PROBLEM TO SOLVE: Set down the data again word for word. Skip any pictures.

(Interface dataset entries)
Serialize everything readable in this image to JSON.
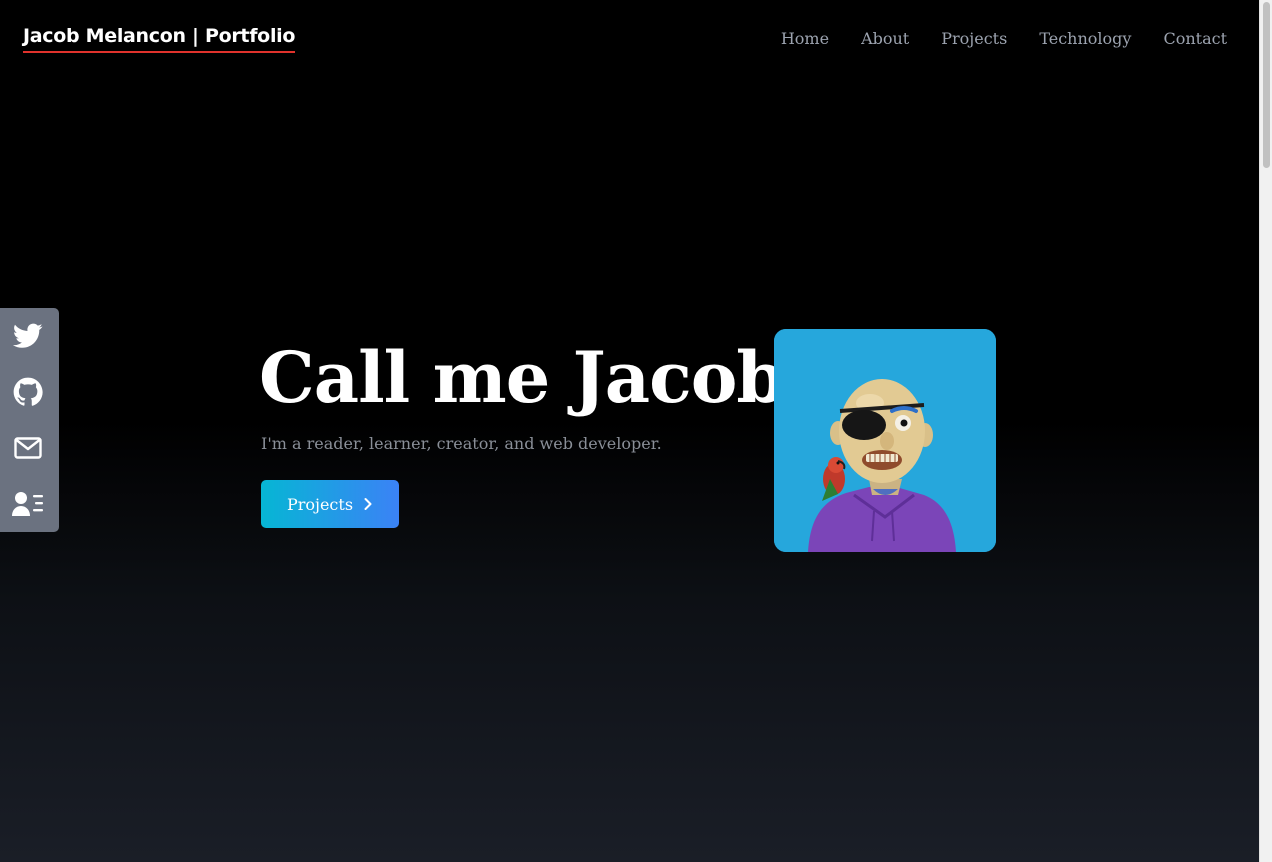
{
  "header": {
    "brand": "Jacob Melancon | Portfolio",
    "nav": [
      "Home",
      "About",
      "Projects",
      "Technology",
      "Contact"
    ]
  },
  "social": {
    "items": [
      {
        "icon": "twitter-icon"
      },
      {
        "icon": "github-icon"
      },
      {
        "icon": "mail-icon"
      },
      {
        "icon": "contact-card-icon"
      }
    ]
  },
  "hero": {
    "title": "Call me Jacob",
    "subtitle": "I'm a reader, learner, creator, and web developer.",
    "cta_label": "Projects",
    "cta_icon": "chevron-right-icon"
  },
  "colors": {
    "accent_underline": "#e0322c",
    "cta_gradient_start": "#06b6d4",
    "cta_gradient_end": "#3b82f6",
    "avatar_background": "#26a7dc"
  }
}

TASK ANSWER:
Serialize everything readable in this image to JSON.
{
  "header": {
    "brand": "Jacob Melancon | Portfolio",
    "nav": [
      "Home",
      "About",
      "Projects",
      "Technology",
      "Contact"
    ]
  },
  "social": {
    "items": [
      {
        "icon": "twitter-icon"
      },
      {
        "icon": "github-icon"
      },
      {
        "icon": "mail-icon"
      },
      {
        "icon": "contact-card-icon"
      }
    ]
  },
  "hero": {
    "title": "Call me Jacob",
    "subtitle": "I'm a reader, learner, creator, and web developer.",
    "cta_label": "Projects",
    "cta_icon": "chevron-right-icon"
  },
  "colors": {
    "accent_underline": "#e0322c",
    "cta_gradient_start": "#06b6d4",
    "cta_gradient_end": "#3b82f6",
    "avatar_background": "#26a7dc"
  }
}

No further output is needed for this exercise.